# What you are asked to do:
In the records below, find each line that holds "true" and return it.

[Provided data Boundary: Start]

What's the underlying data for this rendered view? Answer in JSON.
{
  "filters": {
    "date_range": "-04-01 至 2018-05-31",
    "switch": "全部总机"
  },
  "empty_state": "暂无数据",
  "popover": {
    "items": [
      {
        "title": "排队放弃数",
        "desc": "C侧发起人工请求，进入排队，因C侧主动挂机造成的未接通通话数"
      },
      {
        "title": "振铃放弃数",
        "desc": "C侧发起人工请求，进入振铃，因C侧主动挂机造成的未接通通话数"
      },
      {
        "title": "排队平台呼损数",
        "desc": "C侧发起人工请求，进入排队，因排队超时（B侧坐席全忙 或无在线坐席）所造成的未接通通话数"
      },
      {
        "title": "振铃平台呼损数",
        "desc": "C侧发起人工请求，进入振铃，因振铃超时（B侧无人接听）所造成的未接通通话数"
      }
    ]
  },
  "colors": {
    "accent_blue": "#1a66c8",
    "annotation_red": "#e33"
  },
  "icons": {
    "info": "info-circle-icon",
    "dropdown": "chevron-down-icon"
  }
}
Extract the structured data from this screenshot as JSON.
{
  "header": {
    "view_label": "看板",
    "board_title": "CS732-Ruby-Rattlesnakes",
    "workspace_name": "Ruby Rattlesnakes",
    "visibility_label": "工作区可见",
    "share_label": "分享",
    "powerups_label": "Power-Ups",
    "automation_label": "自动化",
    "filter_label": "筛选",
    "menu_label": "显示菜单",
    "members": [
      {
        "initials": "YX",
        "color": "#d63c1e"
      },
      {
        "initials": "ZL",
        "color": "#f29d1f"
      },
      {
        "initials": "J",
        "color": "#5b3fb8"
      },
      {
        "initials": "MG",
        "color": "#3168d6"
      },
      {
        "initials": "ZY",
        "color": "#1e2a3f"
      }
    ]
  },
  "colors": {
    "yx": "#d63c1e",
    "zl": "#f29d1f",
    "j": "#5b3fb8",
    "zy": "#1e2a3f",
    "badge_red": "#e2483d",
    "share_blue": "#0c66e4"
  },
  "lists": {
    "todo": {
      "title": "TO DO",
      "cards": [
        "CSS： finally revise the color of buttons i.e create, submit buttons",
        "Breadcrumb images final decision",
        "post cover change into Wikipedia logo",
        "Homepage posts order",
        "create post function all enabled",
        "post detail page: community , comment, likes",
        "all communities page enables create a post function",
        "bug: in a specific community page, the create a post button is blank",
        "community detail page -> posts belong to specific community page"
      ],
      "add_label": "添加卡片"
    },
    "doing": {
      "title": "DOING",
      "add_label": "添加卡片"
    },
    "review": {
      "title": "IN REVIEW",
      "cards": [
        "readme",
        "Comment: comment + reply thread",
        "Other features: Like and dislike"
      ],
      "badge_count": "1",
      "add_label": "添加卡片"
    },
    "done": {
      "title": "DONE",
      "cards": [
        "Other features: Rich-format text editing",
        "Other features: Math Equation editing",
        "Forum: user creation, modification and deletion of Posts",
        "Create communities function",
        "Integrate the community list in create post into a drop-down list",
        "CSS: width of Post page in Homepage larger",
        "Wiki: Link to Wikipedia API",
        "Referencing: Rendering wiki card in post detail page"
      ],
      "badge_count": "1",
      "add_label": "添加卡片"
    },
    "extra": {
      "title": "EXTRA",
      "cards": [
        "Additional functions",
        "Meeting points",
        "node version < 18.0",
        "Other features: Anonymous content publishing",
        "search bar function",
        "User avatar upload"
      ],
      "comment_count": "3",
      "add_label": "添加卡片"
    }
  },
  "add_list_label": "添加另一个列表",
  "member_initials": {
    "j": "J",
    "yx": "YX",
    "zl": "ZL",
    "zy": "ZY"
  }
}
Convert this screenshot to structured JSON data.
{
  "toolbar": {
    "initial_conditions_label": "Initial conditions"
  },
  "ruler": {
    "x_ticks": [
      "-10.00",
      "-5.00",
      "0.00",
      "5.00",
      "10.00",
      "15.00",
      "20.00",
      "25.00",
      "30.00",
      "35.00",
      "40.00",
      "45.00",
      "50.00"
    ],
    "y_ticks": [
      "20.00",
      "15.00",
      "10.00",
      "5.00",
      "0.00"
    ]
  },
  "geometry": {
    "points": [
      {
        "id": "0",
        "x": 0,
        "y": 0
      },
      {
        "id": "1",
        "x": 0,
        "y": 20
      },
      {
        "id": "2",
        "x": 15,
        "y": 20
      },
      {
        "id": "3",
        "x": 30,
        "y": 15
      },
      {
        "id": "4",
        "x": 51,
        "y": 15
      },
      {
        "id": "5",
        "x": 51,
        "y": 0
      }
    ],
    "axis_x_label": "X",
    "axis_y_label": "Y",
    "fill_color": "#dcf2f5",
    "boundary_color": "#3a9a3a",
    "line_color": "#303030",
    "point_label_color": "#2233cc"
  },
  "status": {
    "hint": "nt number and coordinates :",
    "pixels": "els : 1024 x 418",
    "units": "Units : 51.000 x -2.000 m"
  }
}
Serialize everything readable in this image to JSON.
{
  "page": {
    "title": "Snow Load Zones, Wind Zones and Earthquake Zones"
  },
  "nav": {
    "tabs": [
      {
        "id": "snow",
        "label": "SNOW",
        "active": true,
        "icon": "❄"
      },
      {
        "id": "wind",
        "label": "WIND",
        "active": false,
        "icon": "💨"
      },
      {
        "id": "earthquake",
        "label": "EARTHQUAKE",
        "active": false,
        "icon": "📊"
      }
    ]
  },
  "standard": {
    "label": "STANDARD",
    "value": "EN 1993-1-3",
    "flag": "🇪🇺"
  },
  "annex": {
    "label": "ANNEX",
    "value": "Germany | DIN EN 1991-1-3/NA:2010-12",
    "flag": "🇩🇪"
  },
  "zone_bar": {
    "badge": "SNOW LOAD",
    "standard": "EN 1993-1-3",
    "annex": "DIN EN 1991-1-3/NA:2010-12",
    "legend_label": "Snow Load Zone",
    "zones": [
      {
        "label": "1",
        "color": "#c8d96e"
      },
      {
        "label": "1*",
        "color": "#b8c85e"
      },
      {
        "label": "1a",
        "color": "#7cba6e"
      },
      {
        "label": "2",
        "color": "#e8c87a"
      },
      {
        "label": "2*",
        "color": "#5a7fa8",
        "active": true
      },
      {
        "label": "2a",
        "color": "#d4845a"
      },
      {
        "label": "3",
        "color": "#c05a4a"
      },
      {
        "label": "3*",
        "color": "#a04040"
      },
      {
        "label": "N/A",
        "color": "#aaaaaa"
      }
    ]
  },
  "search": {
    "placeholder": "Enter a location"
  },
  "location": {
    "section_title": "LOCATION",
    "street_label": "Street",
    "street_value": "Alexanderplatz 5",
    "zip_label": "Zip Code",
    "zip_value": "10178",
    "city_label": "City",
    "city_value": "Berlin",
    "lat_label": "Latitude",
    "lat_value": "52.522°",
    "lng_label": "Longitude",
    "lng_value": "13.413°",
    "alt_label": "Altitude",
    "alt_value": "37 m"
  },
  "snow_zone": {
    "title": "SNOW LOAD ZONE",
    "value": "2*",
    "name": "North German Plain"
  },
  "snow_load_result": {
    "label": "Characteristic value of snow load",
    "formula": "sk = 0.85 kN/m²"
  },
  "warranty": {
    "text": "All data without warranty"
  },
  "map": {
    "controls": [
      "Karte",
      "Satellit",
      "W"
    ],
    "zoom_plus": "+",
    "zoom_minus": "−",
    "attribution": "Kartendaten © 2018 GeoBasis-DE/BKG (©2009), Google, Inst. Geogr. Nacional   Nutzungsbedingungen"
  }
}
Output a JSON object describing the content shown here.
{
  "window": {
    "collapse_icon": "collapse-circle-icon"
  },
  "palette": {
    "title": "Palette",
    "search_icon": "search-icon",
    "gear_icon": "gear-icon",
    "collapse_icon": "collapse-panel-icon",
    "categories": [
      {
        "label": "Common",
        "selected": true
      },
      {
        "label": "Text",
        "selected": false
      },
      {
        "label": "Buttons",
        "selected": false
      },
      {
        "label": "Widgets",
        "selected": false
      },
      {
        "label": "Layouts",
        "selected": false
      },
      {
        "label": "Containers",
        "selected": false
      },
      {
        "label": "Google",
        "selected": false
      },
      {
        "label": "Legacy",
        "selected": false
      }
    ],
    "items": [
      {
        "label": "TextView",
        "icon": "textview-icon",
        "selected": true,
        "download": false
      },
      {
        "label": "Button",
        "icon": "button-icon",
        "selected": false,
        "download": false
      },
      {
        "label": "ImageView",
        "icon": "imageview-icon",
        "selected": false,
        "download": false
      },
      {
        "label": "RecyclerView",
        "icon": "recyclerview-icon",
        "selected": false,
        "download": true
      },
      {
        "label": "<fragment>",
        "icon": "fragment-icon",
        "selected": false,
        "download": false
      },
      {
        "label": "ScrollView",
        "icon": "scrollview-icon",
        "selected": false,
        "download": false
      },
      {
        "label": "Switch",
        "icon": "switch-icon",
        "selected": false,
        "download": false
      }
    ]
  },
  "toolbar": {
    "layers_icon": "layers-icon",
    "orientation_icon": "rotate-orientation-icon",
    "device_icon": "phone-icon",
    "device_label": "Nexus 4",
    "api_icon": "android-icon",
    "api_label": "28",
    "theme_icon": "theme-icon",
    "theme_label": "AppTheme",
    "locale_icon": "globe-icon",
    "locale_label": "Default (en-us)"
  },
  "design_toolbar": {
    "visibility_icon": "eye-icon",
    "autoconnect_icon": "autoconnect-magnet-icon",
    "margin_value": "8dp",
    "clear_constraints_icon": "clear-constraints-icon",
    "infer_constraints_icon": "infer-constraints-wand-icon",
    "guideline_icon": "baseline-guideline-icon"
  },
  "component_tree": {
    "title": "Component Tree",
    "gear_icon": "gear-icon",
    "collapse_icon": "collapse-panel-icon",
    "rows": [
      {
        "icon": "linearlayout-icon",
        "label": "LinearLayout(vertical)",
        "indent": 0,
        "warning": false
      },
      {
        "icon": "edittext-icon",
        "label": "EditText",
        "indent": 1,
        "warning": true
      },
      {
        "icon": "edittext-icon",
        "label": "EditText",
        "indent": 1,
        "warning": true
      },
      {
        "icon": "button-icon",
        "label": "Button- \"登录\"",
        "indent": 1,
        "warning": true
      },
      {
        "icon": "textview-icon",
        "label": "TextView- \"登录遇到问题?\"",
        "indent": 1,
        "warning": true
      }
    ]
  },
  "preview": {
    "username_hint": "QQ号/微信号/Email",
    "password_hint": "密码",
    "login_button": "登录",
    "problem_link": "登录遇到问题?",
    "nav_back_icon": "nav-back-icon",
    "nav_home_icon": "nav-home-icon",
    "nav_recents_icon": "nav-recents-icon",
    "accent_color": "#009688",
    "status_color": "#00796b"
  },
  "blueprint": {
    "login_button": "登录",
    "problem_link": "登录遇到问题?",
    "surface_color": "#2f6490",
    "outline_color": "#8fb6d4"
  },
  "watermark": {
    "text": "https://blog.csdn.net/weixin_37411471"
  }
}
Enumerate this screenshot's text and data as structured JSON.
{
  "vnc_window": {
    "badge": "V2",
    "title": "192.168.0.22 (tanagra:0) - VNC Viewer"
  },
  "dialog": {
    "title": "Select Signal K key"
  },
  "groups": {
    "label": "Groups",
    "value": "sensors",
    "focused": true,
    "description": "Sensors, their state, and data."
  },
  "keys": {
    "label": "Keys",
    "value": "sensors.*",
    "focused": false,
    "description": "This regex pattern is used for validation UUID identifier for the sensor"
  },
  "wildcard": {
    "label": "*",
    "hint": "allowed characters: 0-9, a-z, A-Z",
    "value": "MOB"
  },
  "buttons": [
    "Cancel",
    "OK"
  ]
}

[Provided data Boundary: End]

# Result of the exercise:
        "active": true,
        "active": true
        "selected": true
        "selected": true,
        "download": true
        "warning": true
        "warning": true
        "warning": true
        "warning": true
    "focused": true,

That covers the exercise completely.